WHAT THE TASK ASKS => The full listing below should be returned without a single change.

TASK MATERIAL =>
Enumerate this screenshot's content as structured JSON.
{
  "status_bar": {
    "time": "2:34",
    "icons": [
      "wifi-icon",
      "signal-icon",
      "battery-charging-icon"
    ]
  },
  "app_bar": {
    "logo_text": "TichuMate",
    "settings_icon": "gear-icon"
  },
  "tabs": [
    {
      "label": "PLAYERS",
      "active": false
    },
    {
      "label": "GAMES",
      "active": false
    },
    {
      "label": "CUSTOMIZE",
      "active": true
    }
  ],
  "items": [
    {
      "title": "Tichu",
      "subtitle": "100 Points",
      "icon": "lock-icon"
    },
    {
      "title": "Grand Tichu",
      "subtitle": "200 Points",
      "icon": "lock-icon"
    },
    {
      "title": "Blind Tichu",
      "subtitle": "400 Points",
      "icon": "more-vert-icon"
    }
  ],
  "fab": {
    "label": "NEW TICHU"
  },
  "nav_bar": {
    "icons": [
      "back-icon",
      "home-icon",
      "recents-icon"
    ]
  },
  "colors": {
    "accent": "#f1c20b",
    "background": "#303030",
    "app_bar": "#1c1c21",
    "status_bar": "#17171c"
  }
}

REPLY TO THE EXERCISE =>
Enumerate this screenshot's content as structured JSON.
{
  "status_bar": {
    "time": "2:34",
    "icons": [
      "wifi-icon",
      "signal-icon",
      "battery-charging-icon"
    ]
  },
  "app_bar": {
    "logo_text": "TichuMate",
    "settings_icon": "gear-icon"
  },
  "tabs": [
    {
      "label": "PLAYERS",
      "active": false
    },
    {
      "label": "GAMES",
      "active": false
    },
    {
      "label": "CUSTOMIZE",
      "active": true
    }
  ],
  "items": [
    {
      "title": "Tichu",
      "subtitle": "100 Points",
      "icon": "lock-icon"
    },
    {
      "title": "Grand Tichu",
      "subtitle": "200 Points",
      "icon": "lock-icon"
    },
    {
      "title": "Blind Tichu",
      "subtitle": "400 Points",
      "icon": "more-vert-icon"
    }
  ],
  "fab": {
    "label": "NEW TICHU"
  },
  "nav_bar": {
    "icons": [
      "back-icon",
      "home-icon",
      "recents-icon"
    ]
  },
  "colors": {
    "accent": "#f1c20b",
    "background": "#303030",
    "app_bar": "#1c1c21",
    "status_bar": "#17171c"
  }
}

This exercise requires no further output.